  11. After working for the past 9 months in a walk-in clinic, I am convinced that these types of clinics, while making gobs of money, are contributing to the "get better fast" mindset. In the olden days, you called your nurse, she checked with your doc, who said, "eh, sounds like nothing, wait it out", or "come on in next week". So you did, and oh my gosh, it was gone. Now, however, OMGimsickibetterseesomeonerightaway. Its surprising how many people consider a sore throat an emergency but couldn't care less about their blood pressure.
  12. That's exactly what it was. The problem is that the people reading this fake news-and this is it, poorly researched and presented- are the: 1. Lawmakers, who worry about putting such responsibility into "assistants" 2. Insurance companies, who already hate "assistants" are evidently costing them so much money in unwarranted procedures 3. Patients, the most important group, the ones we swore an oath to "do no harm" Look, we all know this article is bullshit. However, the PA profession has just been punched in the kidneys, while I see that ads about "wonderful" nps. The real (and only) question - what is the PA profession going to do about it? And it better not be a rebuttal in the comments.

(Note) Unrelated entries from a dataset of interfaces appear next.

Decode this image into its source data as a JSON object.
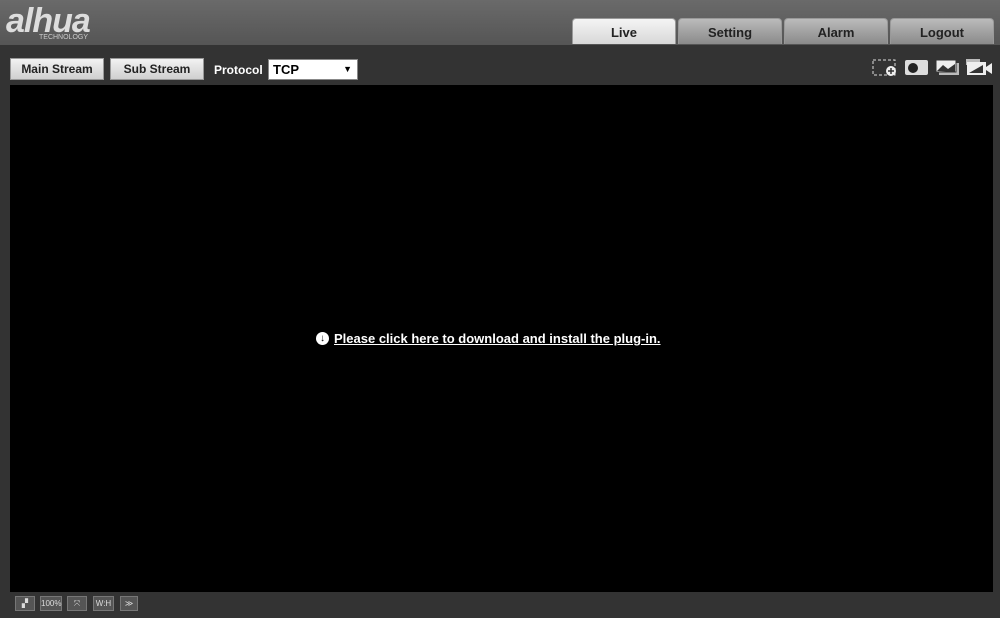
{
  "header": {
    "logo": "alhua",
    "logo_sub": "TECHNOLOGY",
    "tabs": [
      {
        "label": "Live",
        "active": true
      },
      {
        "label": "Setting"
      },
      {
        "label": "Alarm"
      },
      {
        "label": "Logout"
      }
    ]
  },
  "toolbar": {
    "main_stream": "Main Stream",
    "sub_stream": "Sub Stream",
    "protocol_label": "Protocol",
    "protocol_value": "TCP",
    "icons": [
      "zoom-region-icon",
      "snapshot-icon",
      "triple-snapshot-icon",
      "record-icon"
    ]
  },
  "video": {
    "plugin_text": "Please click here to download and install the plug-in."
  },
  "bottom": {
    "zoom_label": "100%",
    "ratio_label": "W:H",
    "icons": [
      "image-adjust-icon",
      "original-size-icon",
      "fullscreen-icon",
      "aspect-ratio-icon",
      "fluency-icon"
    ]
  }
}
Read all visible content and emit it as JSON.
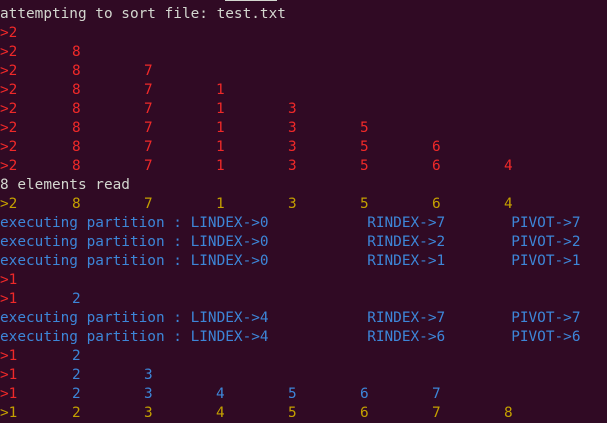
{
  "terminal": {
    "colors": {
      "background": "#300a24",
      "default": "#d3d7cf",
      "red": "#ef2929",
      "yellow": "#c4a000",
      "blue": "#3d86d8"
    },
    "lines": [
      {
        "segments": [
          {
            "text": "attempting to sort file: test.txt",
            "color": "default",
            "col": 0
          }
        ]
      },
      {
        "segments": [
          {
            "text": ">2",
            "color": "red",
            "col": 0
          }
        ]
      },
      {
        "segments": [
          {
            "text": ">2",
            "color": "red",
            "col": 0
          },
          {
            "text": "8",
            "color": "red",
            "col": 10
          }
        ]
      },
      {
        "segments": [
          {
            "text": ">2",
            "color": "red",
            "col": 0
          },
          {
            "text": "8",
            "color": "red",
            "col": 10
          },
          {
            "text": "7",
            "color": "red",
            "col": 20
          }
        ]
      },
      {
        "segments": [
          {
            "text": ">2",
            "color": "red",
            "col": 0
          },
          {
            "text": "8",
            "color": "red",
            "col": 10
          },
          {
            "text": "7",
            "color": "red",
            "col": 20
          },
          {
            "text": "1",
            "color": "red",
            "col": 30
          }
        ]
      },
      {
        "segments": [
          {
            "text": ">2",
            "color": "red",
            "col": 0
          },
          {
            "text": "8",
            "color": "red",
            "col": 10
          },
          {
            "text": "7",
            "color": "red",
            "col": 20
          },
          {
            "text": "1",
            "color": "red",
            "col": 30
          },
          {
            "text": "3",
            "color": "red",
            "col": 40
          }
        ]
      },
      {
        "segments": [
          {
            "text": ">2",
            "color": "red",
            "col": 0
          },
          {
            "text": "8",
            "color": "red",
            "col": 10
          },
          {
            "text": "7",
            "color": "red",
            "col": 20
          },
          {
            "text": "1",
            "color": "red",
            "col": 30
          },
          {
            "text": "3",
            "color": "red",
            "col": 40
          },
          {
            "text": "5",
            "color": "red",
            "col": 50
          }
        ]
      },
      {
        "segments": [
          {
            "text": ">2",
            "color": "red",
            "col": 0
          },
          {
            "text": "8",
            "color": "red",
            "col": 10
          },
          {
            "text": "7",
            "color": "red",
            "col": 20
          },
          {
            "text": "1",
            "color": "red",
            "col": 30
          },
          {
            "text": "3",
            "color": "red",
            "col": 40
          },
          {
            "text": "5",
            "color": "red",
            "col": 50
          },
          {
            "text": "6",
            "color": "red",
            "col": 60
          }
        ]
      },
      {
        "segments": [
          {
            "text": ">2",
            "color": "red",
            "col": 0
          },
          {
            "text": "8",
            "color": "red",
            "col": 10
          },
          {
            "text": "7",
            "color": "red",
            "col": 20
          },
          {
            "text": "1",
            "color": "red",
            "col": 30
          },
          {
            "text": "3",
            "color": "red",
            "col": 40
          },
          {
            "text": "5",
            "color": "red",
            "col": 50
          },
          {
            "text": "6",
            "color": "red",
            "col": 60
          },
          {
            "text": "4",
            "color": "red",
            "col": 70
          }
        ]
      },
      {
        "segments": [
          {
            "text": "8 elements read",
            "color": "default",
            "col": 0
          }
        ]
      },
      {
        "segments": [
          {
            "text": ">2",
            "color": "yellow",
            "col": 0
          },
          {
            "text": "8",
            "color": "yellow",
            "col": 10
          },
          {
            "text": "7",
            "color": "yellow",
            "col": 20
          },
          {
            "text": "1",
            "color": "yellow",
            "col": 30
          },
          {
            "text": "3",
            "color": "yellow",
            "col": 40
          },
          {
            "text": "5",
            "color": "yellow",
            "col": 50
          },
          {
            "text": "6",
            "color": "yellow",
            "col": 60
          },
          {
            "text": "4",
            "color": "yellow",
            "col": 70
          }
        ]
      },
      {
        "segments": [
          {
            "text": "executing partition : LINDEX->0",
            "color": "blue",
            "col": 0
          },
          {
            "text": "RINDEX->7",
            "color": "blue",
            "col": 51
          },
          {
            "text": "PIVOT->7",
            "color": "blue",
            "col": 71
          }
        ]
      },
      {
        "segments": [
          {
            "text": "executing partition : LINDEX->0",
            "color": "blue",
            "col": 0
          },
          {
            "text": "RINDEX->2",
            "color": "blue",
            "col": 51
          },
          {
            "text": "PIVOT->2",
            "color": "blue",
            "col": 71
          }
        ]
      },
      {
        "segments": [
          {
            "text": "executing partition : LINDEX->0",
            "color": "blue",
            "col": 0
          },
          {
            "text": "RINDEX->1",
            "color": "blue",
            "col": 51
          },
          {
            "text": "PIVOT->1",
            "color": "blue",
            "col": 71
          }
        ]
      },
      {
        "segments": [
          {
            "text": ">1",
            "color": "red",
            "col": 0
          }
        ]
      },
      {
        "segments": [
          {
            "text": ">1",
            "color": "red",
            "col": 0
          },
          {
            "text": "2",
            "color": "blue",
            "col": 10
          }
        ]
      },
      {
        "segments": [
          {
            "text": "executing partition : LINDEX->4",
            "color": "blue",
            "col": 0
          },
          {
            "text": "RINDEX->7",
            "color": "blue",
            "col": 51
          },
          {
            "text": "PIVOT->7",
            "color": "blue",
            "col": 71
          }
        ]
      },
      {
        "segments": [
          {
            "text": "executing partition : LINDEX->4",
            "color": "blue",
            "col": 0
          },
          {
            "text": "RINDEX->6",
            "color": "blue",
            "col": 51
          },
          {
            "text": "PIVOT->6",
            "color": "blue",
            "col": 71
          }
        ]
      },
      {
        "segments": [
          {
            "text": ">1",
            "color": "red",
            "col": 0
          },
          {
            "text": "2",
            "color": "blue",
            "col": 10
          }
        ]
      },
      {
        "segments": [
          {
            "text": ">1",
            "color": "red",
            "col": 0
          },
          {
            "text": "2",
            "color": "blue",
            "col": 10
          },
          {
            "text": "3",
            "color": "blue",
            "col": 20
          }
        ]
      },
      {
        "segments": [
          {
            "text": ">1",
            "color": "red",
            "col": 0
          },
          {
            "text": "2",
            "color": "blue",
            "col": 10
          },
          {
            "text": "3",
            "color": "blue",
            "col": 20
          },
          {
            "text": "4",
            "color": "blue",
            "col": 30
          },
          {
            "text": "5",
            "color": "blue",
            "col": 40
          },
          {
            "text": "6",
            "color": "blue",
            "col": 50
          },
          {
            "text": "7",
            "color": "blue",
            "col": 60
          }
        ]
      },
      {
        "segments": [
          {
            "text": ">1",
            "color": "yellow",
            "col": 0
          },
          {
            "text": "2",
            "color": "yellow",
            "col": 10
          },
          {
            "text": "3",
            "color": "yellow",
            "col": 20
          },
          {
            "text": "4",
            "color": "yellow",
            "col": 30
          },
          {
            "text": "5",
            "color": "yellow",
            "col": 40
          },
          {
            "text": "6",
            "color": "yellow",
            "col": 50
          },
          {
            "text": "7",
            "color": "yellow",
            "col": 60
          },
          {
            "text": "8",
            "color": "yellow",
            "col": 70
          }
        ]
      }
    ]
  }
}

  13. Toe bone connected to the foot bone Foot bone connected to the heel bone Heel bone connected to the ankle bone Ankle bone connected to the shin bone Shin bone connected to the knee bone Knee bone connected to the thigh bone Thigh bone connected to the hip bone Hip bone connected to the back bone Back bone connected to the shoulder bone Shoulder bone connected to the neck bone Neck bone connected to the head bone... That pretty much covers it.
  14. I usually just go with whatever drug company pen I'm using at that moment. If I have two in my pocket, I go with the one that doesn't smear.
  15. 1. Yes, health system sucks. We all agree. 2. I'm not sure how much your ex knows, but from an outsiders point of view, all we do is ask a few questions, but the patients don't pay much attention while someone else is footing the bill (eg insurance). However, as pointed out above, we bill for medical decision making, which is often not apparent to people watching- and to people who "know" what they have it can be frustrating, such as a 70 year old with 15 pound weight gain, dyspnea, orthopnea, rales, who comes to a walk in for a "cold". 3. Since we are being paid for the "medical decision making", each decision needs to be justified. No reason for it? Shouldn't order it. 4. Billing is based on contracts between the insurance companies and the hospital. Uninsured can still disagree over a bill, but would need to involve a discussion with the billing department and perhaps a lawyer. I don't know, I'm guessing on all of this.